[Dataset excerpts]
◆ ◆ ◆ ◆
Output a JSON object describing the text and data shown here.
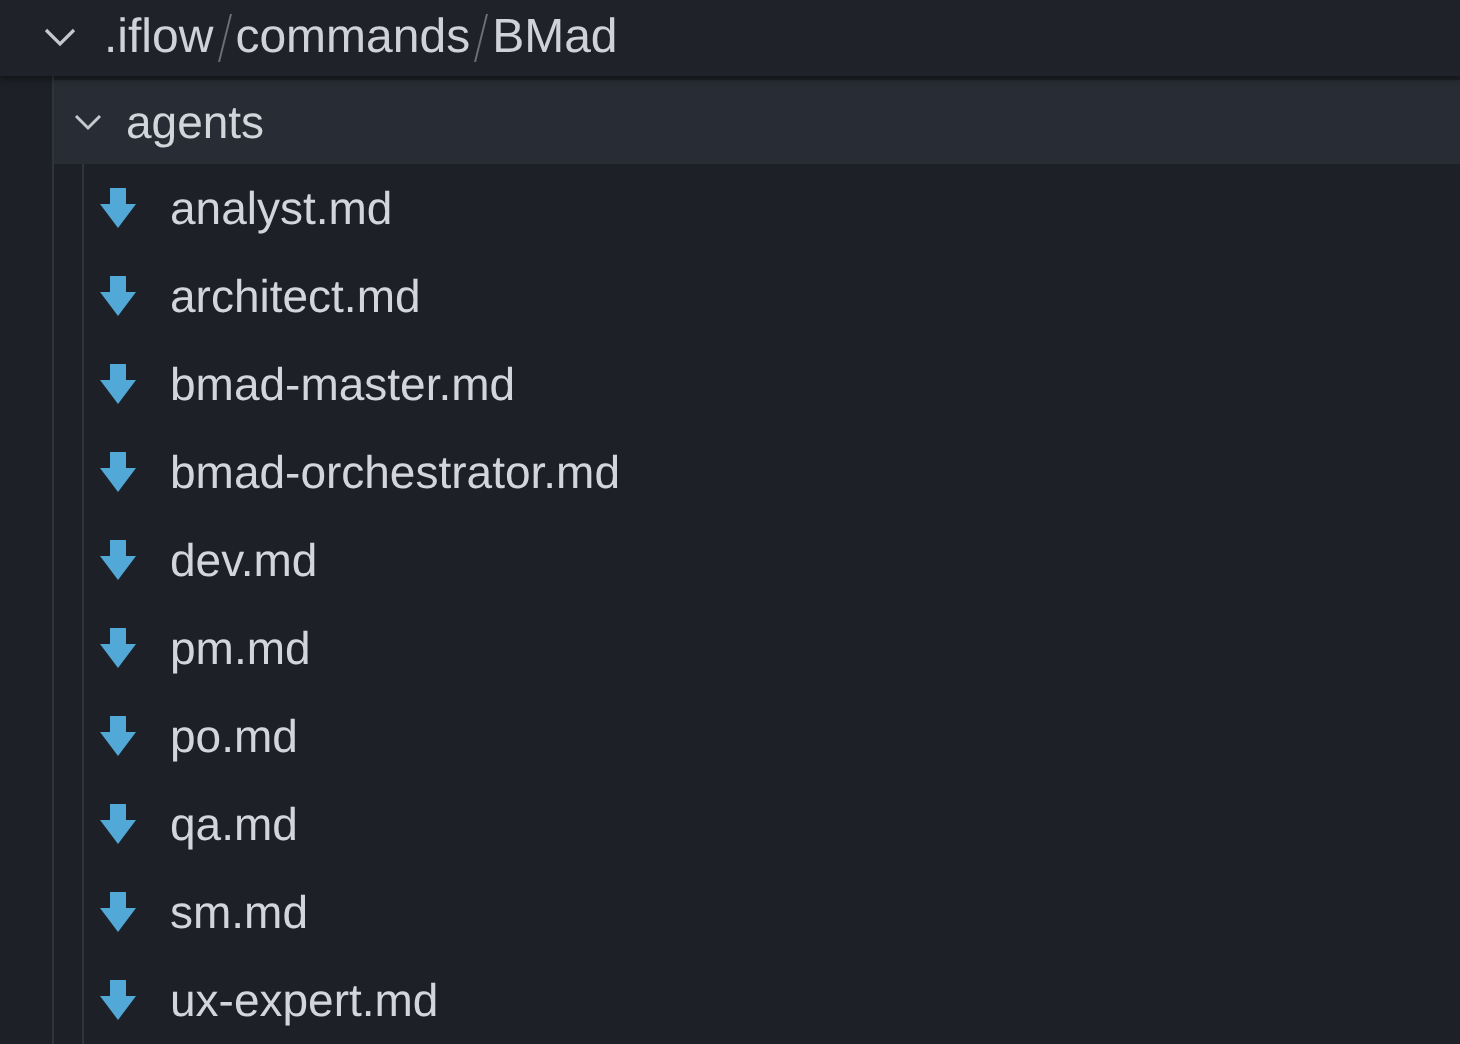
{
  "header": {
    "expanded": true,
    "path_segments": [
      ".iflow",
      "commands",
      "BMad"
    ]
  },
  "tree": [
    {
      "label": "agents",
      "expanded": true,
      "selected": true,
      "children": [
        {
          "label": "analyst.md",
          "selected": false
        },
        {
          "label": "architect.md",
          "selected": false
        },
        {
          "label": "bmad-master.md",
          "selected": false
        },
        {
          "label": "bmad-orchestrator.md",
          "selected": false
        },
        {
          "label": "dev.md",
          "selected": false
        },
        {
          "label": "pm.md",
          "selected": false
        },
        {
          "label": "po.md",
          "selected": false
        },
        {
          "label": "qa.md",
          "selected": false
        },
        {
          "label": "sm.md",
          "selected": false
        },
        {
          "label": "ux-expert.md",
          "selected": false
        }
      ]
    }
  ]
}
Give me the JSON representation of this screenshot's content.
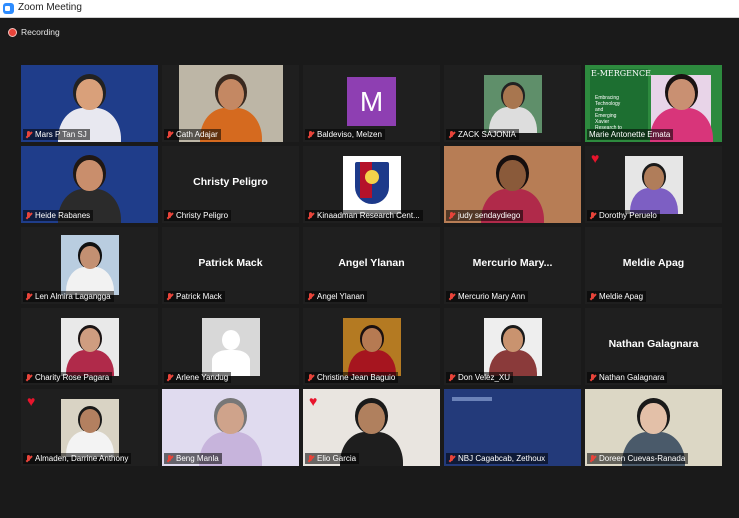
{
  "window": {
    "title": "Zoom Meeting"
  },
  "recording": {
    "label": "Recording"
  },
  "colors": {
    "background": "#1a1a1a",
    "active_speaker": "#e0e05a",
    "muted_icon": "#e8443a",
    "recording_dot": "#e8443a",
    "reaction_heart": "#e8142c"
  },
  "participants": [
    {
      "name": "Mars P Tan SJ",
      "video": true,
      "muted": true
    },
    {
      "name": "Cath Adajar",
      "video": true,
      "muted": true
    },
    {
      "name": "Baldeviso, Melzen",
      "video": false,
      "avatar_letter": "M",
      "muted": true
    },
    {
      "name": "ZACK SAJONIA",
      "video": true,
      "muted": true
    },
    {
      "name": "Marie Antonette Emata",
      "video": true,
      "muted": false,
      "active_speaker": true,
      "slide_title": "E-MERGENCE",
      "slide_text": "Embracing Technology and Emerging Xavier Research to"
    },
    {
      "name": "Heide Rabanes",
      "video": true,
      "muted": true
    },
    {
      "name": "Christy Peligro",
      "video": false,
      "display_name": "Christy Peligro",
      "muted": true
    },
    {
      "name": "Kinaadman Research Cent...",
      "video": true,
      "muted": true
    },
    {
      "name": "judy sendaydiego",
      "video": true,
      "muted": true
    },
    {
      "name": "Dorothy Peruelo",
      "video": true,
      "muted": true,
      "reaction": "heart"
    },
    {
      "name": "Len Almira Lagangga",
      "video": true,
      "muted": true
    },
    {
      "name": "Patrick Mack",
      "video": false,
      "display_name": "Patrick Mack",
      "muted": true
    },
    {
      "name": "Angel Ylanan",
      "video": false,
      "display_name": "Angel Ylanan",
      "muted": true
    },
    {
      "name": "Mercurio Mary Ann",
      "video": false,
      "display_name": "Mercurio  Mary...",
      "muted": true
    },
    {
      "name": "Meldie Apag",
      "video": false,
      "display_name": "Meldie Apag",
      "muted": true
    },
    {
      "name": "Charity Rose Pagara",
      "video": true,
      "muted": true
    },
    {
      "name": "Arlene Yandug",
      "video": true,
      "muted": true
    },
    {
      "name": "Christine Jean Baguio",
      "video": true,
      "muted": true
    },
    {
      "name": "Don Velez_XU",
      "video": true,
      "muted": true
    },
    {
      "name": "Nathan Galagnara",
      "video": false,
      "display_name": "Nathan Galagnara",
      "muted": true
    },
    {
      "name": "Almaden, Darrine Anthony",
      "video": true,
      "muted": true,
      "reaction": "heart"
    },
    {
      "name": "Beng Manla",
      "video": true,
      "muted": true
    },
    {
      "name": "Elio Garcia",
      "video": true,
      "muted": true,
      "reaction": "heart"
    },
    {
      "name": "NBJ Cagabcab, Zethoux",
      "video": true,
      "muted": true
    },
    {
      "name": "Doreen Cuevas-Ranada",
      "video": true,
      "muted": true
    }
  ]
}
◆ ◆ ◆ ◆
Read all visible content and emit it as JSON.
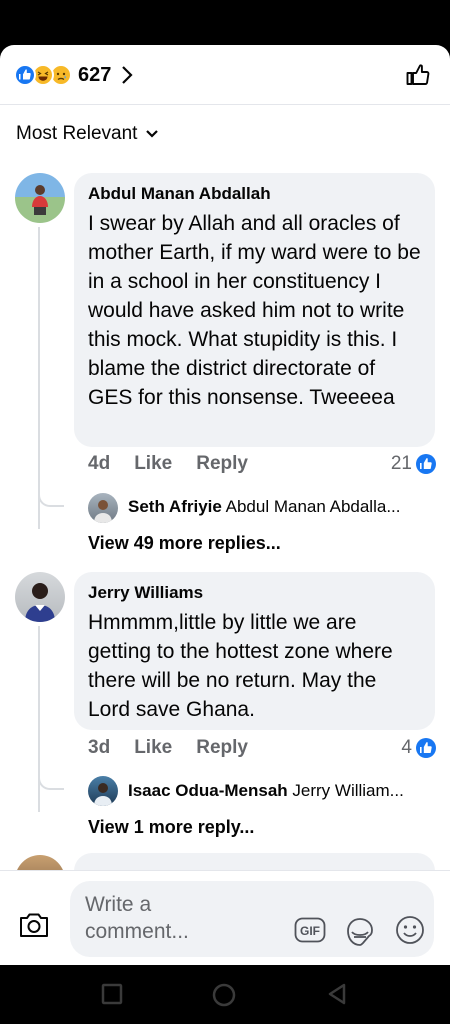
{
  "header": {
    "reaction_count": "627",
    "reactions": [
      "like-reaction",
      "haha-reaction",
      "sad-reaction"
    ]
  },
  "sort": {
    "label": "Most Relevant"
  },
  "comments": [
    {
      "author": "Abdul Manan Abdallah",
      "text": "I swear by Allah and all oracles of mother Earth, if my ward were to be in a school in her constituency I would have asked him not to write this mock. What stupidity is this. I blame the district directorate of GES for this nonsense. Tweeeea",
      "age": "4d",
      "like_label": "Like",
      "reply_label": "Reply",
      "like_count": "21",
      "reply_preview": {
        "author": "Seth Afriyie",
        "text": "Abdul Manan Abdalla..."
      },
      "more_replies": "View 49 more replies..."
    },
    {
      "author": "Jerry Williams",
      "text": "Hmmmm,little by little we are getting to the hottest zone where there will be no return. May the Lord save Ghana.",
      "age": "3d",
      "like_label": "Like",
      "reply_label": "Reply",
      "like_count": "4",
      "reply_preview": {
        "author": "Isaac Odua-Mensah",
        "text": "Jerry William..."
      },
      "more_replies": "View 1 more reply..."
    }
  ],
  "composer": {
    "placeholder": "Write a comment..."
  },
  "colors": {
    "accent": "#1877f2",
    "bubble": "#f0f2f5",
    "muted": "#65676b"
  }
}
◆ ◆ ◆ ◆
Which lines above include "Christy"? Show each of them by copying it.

Response.
      "name": "Christy Peligro",
      "display_name": "Christy Peligro",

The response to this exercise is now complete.